## Source material

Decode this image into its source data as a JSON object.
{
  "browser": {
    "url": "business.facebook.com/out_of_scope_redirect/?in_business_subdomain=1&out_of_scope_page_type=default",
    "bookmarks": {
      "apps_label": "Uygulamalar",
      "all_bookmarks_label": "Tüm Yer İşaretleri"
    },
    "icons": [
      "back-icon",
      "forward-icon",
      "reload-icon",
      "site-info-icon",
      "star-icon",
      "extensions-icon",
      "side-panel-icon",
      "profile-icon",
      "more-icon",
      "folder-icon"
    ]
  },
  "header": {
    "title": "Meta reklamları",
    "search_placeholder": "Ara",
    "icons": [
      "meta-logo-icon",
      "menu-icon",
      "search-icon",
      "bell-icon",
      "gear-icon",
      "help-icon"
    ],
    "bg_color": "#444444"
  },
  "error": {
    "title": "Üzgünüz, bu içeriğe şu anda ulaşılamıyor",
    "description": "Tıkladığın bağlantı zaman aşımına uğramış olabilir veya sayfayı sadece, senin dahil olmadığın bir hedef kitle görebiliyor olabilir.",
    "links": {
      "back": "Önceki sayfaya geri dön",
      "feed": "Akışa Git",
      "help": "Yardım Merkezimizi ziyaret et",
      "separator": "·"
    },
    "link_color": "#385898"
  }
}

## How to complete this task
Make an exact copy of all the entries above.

## Exercise response
Decode this image into its source data as a JSON object.
{
  "browser": {
    "url": "business.facebook.com/out_of_scope_redirect/?in_business_subdomain=1&out_of_scope_page_type=default",
    "bookmarks": {
      "apps_label": "Uygulamalar",
      "all_bookmarks_label": "Tüm Yer İşaretleri"
    },
    "icons": [
      "back-icon",
      "forward-icon",
      "reload-icon",
      "site-info-icon",
      "star-icon",
      "extensions-icon",
      "side-panel-icon",
      "profile-icon",
      "more-icon",
      "folder-icon"
    ]
  },
  "header": {
    "title": "Meta reklamları",
    "search_placeholder": "Ara",
    "icons": [
      "meta-logo-icon",
      "menu-icon",
      "search-icon",
      "bell-icon",
      "gear-icon",
      "help-icon"
    ],
    "bg_color": "#444444"
  },
  "error": {
    "title": "Üzgünüz, bu içeriğe şu anda ulaşılamıyor",
    "description": "Tıkladığın bağlantı zaman aşımına uğramış olabilir veya sayfayı sadece, senin dahil olmadığın bir hedef kitle görebiliyor olabilir.",
    "links": {
      "back": "Önceki sayfaya geri dön",
      "feed": "Akışa Git",
      "help": "Yardım Merkezimizi ziyaret et",
      "separator": "·"
    },
    "link_color": "#385898"
  }
}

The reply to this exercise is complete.